Take each line from the entries that holds "Dátum" and copy it out.

- **Information**:
---

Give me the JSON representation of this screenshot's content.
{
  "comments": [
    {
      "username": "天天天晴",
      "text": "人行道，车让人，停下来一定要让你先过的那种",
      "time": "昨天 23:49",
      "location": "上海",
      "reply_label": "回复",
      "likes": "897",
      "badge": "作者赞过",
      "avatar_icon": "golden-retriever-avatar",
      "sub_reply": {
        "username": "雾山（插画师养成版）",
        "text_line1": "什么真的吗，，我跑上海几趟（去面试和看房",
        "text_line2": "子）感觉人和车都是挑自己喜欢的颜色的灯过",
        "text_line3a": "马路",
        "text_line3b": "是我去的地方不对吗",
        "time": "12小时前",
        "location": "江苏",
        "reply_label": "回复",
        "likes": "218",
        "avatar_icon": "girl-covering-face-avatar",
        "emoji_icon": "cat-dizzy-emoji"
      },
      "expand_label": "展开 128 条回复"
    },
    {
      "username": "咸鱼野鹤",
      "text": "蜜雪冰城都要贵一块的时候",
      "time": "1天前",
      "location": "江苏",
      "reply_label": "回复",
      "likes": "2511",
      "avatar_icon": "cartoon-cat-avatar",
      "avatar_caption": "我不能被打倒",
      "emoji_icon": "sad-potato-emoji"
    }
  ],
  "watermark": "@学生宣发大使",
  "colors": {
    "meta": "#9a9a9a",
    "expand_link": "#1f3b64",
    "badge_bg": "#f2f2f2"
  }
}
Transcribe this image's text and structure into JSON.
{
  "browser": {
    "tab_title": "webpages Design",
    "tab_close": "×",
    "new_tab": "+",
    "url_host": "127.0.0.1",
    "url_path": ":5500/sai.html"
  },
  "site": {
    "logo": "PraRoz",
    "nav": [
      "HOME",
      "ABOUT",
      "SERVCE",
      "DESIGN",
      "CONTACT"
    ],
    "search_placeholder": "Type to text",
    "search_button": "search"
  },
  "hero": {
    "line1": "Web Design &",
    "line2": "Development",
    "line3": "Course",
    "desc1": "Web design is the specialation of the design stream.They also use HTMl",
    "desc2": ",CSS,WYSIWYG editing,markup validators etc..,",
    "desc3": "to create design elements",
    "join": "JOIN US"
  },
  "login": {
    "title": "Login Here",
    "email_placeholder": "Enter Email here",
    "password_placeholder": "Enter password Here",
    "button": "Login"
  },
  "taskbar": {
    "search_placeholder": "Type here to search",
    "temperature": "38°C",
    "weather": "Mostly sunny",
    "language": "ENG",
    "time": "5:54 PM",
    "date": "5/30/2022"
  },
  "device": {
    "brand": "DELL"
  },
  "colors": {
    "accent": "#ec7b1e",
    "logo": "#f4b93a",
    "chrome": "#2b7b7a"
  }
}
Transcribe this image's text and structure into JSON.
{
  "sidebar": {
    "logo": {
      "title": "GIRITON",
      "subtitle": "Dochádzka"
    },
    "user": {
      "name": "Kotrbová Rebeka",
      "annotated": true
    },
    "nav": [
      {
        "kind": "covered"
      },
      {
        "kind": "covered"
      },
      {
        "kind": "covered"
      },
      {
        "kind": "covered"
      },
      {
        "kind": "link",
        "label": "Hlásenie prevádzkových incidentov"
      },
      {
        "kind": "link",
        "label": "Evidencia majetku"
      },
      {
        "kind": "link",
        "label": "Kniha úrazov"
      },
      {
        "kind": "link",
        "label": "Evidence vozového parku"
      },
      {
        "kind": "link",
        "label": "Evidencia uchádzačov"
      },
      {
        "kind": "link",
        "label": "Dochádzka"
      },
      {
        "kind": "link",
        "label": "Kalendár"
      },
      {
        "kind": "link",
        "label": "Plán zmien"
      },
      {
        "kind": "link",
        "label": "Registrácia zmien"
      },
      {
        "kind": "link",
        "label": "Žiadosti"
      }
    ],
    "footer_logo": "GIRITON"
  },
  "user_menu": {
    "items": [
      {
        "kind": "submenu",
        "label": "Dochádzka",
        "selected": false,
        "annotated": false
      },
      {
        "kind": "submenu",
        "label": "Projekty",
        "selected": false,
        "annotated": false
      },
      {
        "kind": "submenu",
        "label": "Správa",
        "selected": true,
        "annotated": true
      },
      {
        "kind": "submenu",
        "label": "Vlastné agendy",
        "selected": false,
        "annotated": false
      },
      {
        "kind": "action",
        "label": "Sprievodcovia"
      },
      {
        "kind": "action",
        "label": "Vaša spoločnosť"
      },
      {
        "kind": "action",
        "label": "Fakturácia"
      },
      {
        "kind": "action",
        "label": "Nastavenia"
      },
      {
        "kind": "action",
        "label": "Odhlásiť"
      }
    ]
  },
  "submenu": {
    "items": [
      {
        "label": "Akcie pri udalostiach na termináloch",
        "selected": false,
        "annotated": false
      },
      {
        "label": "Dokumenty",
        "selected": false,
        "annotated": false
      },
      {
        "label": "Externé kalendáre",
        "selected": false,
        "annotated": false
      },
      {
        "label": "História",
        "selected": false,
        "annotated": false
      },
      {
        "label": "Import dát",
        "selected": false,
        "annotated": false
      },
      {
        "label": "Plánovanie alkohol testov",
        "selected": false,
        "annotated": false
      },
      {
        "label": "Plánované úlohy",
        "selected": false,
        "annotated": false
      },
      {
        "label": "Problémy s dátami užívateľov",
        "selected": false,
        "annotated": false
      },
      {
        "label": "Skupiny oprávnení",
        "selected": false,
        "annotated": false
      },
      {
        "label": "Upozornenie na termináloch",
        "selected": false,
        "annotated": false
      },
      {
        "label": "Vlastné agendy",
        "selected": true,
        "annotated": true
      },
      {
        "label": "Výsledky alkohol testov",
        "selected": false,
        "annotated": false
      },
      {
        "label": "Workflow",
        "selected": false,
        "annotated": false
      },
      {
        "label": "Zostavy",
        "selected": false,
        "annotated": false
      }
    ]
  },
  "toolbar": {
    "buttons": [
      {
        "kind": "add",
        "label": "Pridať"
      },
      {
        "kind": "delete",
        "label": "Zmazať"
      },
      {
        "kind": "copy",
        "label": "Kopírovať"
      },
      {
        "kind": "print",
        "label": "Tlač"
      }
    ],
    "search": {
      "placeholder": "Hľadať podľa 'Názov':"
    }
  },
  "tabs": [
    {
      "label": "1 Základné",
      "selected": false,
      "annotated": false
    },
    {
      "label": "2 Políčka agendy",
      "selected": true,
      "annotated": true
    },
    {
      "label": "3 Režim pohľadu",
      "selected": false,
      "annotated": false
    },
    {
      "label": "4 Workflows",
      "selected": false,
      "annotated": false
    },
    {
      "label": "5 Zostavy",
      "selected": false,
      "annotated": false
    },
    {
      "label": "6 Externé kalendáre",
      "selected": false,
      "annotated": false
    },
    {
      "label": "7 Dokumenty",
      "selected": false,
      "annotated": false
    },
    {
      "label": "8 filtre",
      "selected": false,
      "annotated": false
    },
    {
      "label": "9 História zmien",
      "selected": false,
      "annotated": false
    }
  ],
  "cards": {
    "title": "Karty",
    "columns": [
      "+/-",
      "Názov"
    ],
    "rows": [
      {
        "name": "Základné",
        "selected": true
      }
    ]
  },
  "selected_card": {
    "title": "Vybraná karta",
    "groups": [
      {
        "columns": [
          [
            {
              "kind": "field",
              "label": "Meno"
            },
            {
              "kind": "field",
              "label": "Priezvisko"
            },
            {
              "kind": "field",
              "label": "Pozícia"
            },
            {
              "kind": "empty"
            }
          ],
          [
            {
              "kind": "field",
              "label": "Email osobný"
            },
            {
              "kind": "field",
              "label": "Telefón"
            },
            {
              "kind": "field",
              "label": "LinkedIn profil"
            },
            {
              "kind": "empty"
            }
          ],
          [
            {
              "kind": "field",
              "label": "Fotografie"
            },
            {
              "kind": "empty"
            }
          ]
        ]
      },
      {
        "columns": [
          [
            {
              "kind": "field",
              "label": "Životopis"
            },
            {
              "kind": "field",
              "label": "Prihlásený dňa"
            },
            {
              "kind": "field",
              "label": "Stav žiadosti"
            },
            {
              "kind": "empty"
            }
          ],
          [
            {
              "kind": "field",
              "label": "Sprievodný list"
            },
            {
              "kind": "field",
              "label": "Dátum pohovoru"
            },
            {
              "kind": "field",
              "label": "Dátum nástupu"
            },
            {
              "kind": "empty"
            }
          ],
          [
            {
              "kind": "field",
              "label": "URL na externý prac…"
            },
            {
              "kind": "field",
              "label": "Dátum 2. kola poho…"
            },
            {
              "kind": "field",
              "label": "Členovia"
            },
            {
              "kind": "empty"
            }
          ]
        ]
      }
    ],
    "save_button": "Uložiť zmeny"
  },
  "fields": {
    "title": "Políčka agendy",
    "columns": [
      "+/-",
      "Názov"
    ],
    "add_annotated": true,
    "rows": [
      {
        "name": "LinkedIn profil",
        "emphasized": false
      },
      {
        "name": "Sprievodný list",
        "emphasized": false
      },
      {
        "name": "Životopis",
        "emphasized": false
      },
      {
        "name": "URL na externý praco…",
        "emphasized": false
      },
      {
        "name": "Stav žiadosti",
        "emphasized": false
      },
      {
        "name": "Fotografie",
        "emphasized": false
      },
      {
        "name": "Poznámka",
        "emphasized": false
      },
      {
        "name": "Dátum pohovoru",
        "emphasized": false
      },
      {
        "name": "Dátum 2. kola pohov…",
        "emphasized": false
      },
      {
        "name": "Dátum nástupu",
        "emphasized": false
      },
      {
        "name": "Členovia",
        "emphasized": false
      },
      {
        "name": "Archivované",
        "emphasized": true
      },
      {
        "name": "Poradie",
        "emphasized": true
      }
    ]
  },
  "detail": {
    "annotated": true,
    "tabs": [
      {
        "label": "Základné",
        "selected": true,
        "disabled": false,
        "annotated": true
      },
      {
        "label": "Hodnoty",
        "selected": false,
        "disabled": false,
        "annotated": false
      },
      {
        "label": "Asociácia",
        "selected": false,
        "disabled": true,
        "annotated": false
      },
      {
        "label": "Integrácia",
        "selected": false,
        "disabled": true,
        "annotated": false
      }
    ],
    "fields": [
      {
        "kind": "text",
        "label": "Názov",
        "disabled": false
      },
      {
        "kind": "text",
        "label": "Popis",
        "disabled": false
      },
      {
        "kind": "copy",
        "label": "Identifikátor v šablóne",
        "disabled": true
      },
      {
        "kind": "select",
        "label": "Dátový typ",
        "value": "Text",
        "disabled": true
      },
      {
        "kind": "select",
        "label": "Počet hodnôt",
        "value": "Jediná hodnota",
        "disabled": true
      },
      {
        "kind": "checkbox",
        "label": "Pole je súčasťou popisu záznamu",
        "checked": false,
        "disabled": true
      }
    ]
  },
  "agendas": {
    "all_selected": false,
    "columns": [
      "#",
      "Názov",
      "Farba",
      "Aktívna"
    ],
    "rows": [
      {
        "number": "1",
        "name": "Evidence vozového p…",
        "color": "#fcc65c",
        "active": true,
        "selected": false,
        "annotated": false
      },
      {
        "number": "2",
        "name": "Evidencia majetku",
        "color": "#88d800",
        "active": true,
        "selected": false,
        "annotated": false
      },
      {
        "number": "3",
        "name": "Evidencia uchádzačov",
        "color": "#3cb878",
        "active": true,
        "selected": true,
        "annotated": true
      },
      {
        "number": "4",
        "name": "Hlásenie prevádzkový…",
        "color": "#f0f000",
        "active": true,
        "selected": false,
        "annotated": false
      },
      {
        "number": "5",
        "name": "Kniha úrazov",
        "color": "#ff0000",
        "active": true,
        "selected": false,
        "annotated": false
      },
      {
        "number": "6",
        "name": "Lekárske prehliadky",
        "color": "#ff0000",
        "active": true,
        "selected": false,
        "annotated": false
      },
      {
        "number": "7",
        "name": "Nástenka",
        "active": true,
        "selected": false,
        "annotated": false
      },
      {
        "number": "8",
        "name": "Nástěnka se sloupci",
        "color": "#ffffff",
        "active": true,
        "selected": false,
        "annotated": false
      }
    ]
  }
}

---

- **Solved problem**:
              "label": "Dátum pohovoru"
              "label": "Dátum nástupu"
              "label": "Dátum 2. kola poho…"
        "name": "Dátum pohovoru",
        "name": "Dátum 2. kola pohov…",
        "name": "Dátum nástupu",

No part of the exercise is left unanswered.